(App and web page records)
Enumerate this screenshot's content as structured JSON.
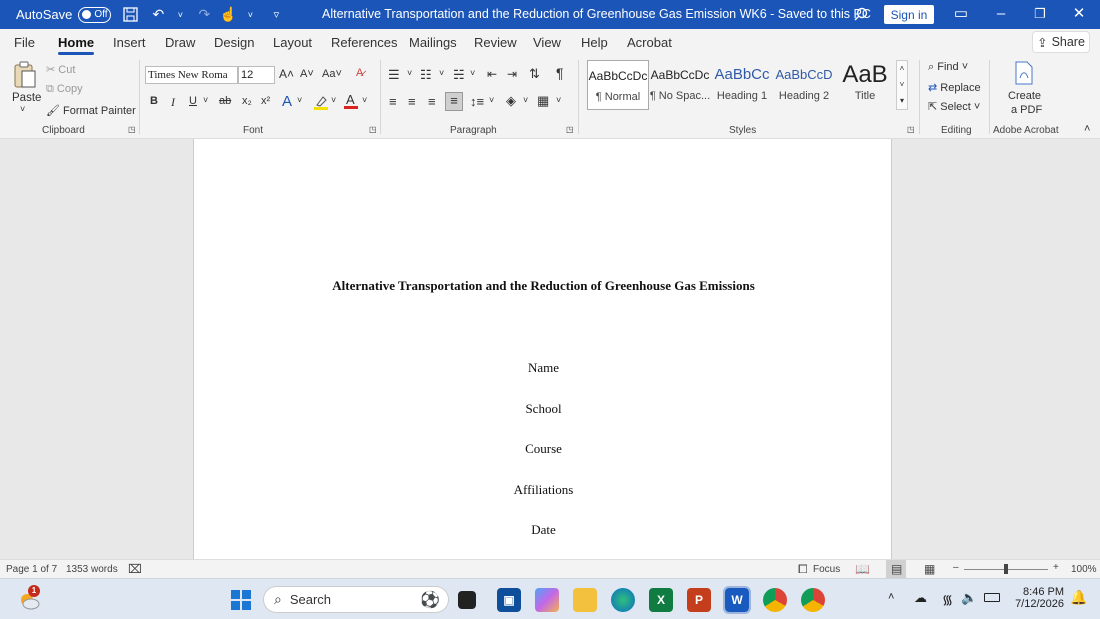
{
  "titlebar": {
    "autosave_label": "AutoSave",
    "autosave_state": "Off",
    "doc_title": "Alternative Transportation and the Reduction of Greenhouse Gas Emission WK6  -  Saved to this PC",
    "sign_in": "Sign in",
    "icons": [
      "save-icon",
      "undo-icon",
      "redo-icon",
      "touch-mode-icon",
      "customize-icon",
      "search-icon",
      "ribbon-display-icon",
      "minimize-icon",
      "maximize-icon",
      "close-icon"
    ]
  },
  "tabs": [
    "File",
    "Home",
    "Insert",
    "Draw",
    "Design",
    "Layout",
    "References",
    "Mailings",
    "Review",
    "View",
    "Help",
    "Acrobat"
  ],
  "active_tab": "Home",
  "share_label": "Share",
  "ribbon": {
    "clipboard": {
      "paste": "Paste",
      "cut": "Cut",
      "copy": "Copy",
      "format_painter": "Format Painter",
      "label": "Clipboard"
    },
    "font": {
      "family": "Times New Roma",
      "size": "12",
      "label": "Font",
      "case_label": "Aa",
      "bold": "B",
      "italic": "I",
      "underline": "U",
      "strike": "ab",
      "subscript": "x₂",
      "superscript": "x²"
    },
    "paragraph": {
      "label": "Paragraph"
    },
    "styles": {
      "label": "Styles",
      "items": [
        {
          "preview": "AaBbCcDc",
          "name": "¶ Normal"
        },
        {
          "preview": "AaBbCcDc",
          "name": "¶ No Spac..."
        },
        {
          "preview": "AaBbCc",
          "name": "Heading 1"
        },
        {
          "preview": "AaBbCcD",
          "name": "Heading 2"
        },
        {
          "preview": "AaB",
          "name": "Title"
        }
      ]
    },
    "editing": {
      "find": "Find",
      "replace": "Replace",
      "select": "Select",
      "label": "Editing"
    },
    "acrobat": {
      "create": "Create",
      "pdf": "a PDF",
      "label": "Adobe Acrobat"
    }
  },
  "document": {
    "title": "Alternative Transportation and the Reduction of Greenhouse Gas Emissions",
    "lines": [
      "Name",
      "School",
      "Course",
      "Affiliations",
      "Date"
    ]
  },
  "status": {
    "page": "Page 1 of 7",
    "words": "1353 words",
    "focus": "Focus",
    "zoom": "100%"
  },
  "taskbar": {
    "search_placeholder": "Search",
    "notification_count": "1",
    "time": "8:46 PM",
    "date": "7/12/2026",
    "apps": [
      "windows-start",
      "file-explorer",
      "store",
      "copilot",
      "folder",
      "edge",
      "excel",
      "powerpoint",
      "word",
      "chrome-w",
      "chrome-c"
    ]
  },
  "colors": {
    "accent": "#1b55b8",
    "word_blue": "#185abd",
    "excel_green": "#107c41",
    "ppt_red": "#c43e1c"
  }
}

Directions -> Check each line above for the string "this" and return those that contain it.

Your solution ->
Enumerate this screenshot's content as structured JSON.
    "doc_title": "Alternative Transportation and the Reduction of Greenhouse Gas Emission WK6  -  Saved to this PC",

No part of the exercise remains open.